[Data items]
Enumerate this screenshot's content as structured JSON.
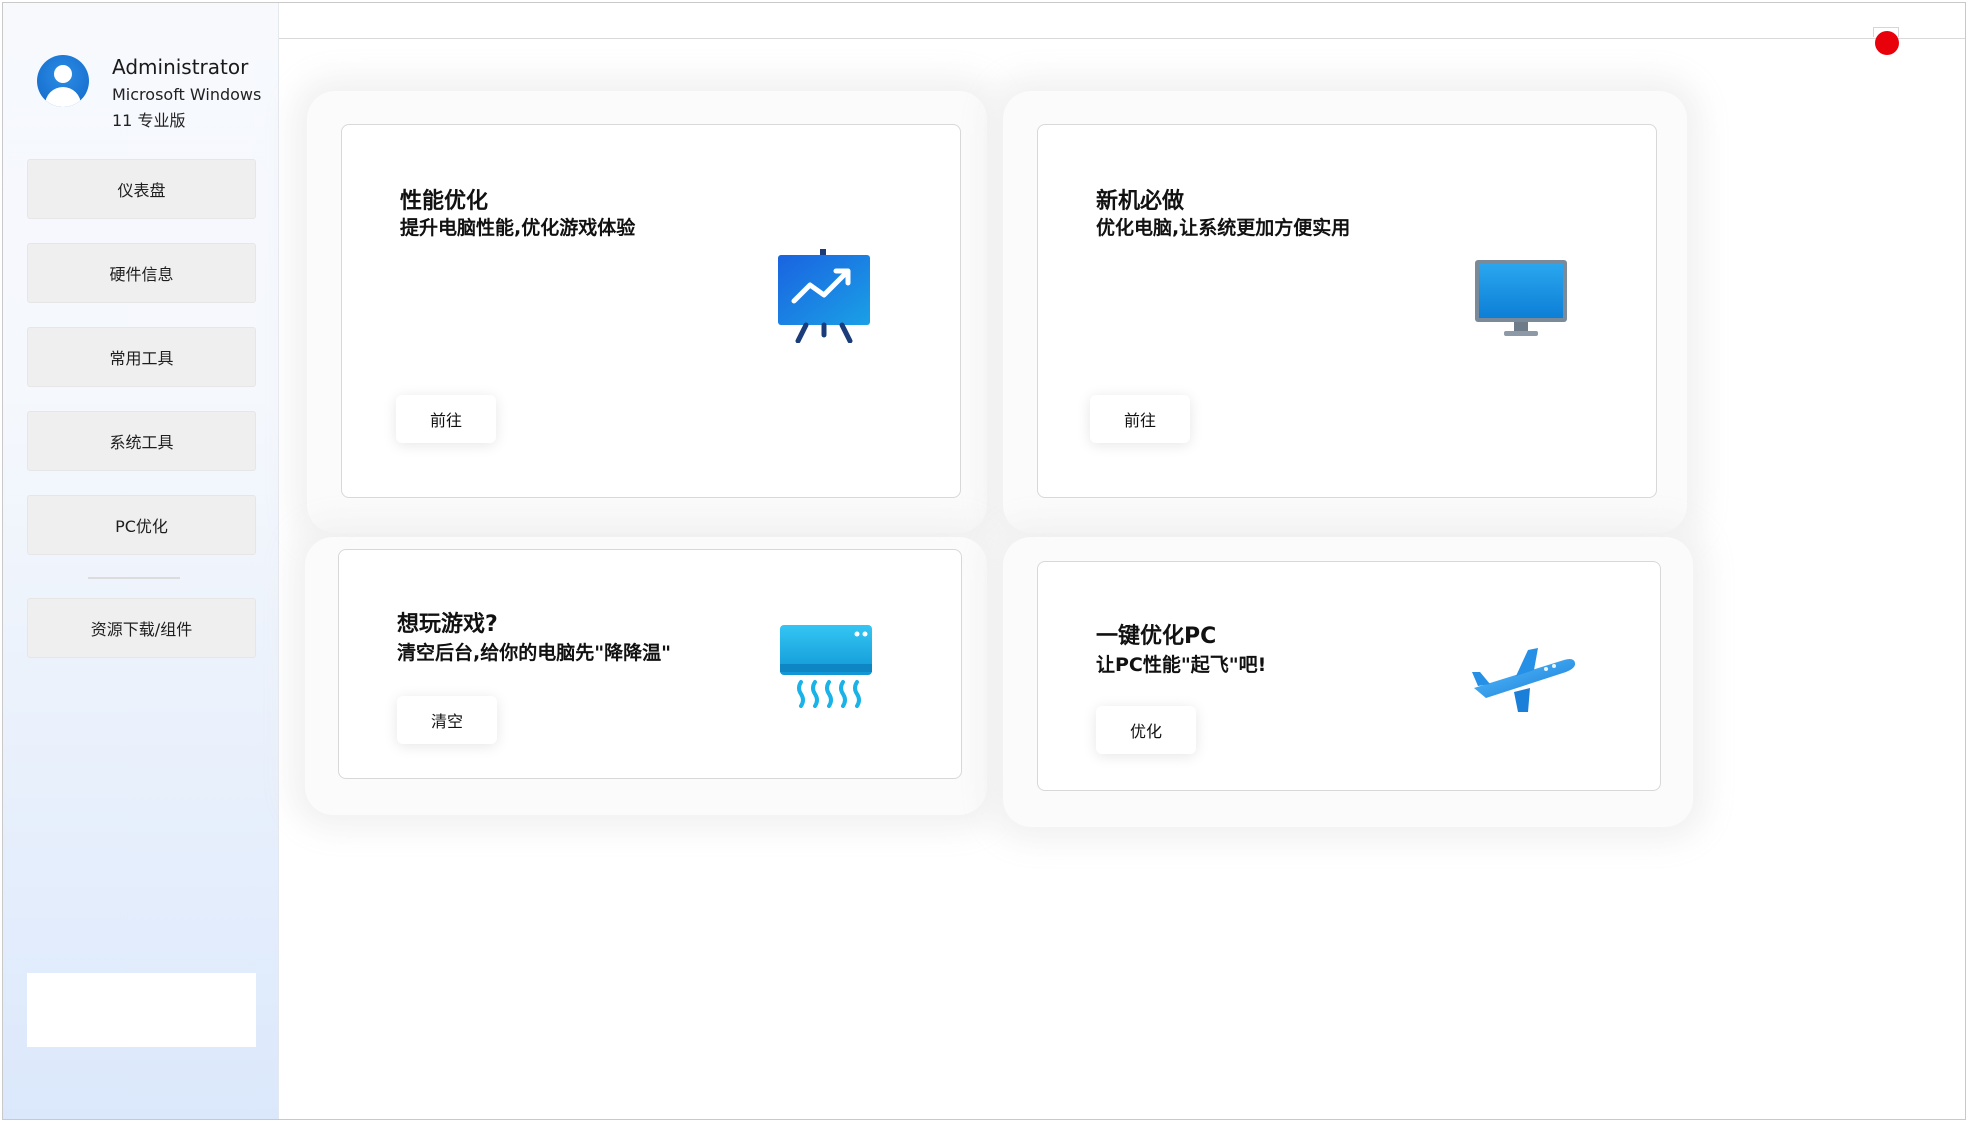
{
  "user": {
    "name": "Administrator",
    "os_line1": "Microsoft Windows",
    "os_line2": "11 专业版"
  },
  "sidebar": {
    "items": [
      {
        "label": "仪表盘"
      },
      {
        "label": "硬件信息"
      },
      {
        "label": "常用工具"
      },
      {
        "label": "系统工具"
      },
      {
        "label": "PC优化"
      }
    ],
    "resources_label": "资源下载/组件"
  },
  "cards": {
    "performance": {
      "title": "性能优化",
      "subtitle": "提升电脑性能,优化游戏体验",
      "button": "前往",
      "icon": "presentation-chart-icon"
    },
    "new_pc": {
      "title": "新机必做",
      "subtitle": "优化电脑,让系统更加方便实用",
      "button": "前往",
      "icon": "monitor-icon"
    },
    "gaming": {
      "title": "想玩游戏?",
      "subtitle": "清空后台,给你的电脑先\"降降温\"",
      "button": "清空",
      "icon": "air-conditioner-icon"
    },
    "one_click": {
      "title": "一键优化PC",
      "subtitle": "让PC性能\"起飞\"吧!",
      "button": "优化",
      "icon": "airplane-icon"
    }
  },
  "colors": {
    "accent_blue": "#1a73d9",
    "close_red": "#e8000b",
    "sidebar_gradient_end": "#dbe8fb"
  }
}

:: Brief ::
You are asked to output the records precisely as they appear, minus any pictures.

:: Your response ::
Enumerate this screenshot's content as structured JSON.
{
  "user": {
    "name": "Administrator",
    "os_line1": "Microsoft Windows",
    "os_line2": "11 专业版"
  },
  "sidebar": {
    "items": [
      {
        "label": "仪表盘"
      },
      {
        "label": "硬件信息"
      },
      {
        "label": "常用工具"
      },
      {
        "label": "系统工具"
      },
      {
        "label": "PC优化"
      }
    ],
    "resources_label": "资源下载/组件"
  },
  "cards": {
    "performance": {
      "title": "性能优化",
      "subtitle": "提升电脑性能,优化游戏体验",
      "button": "前往",
      "icon": "presentation-chart-icon"
    },
    "new_pc": {
      "title": "新机必做",
      "subtitle": "优化电脑,让系统更加方便实用",
      "button": "前往",
      "icon": "monitor-icon"
    },
    "gaming": {
      "title": "想玩游戏?",
      "subtitle": "清空后台,给你的电脑先\"降降温\"",
      "button": "清空",
      "icon": "air-conditioner-icon"
    },
    "one_click": {
      "title": "一键优化PC",
      "subtitle": "让PC性能\"起飞\"吧!",
      "button": "优化",
      "icon": "airplane-icon"
    }
  },
  "colors": {
    "accent_blue": "#1a73d9",
    "close_red": "#e8000b",
    "sidebar_gradient_end": "#dbe8fb"
  }
}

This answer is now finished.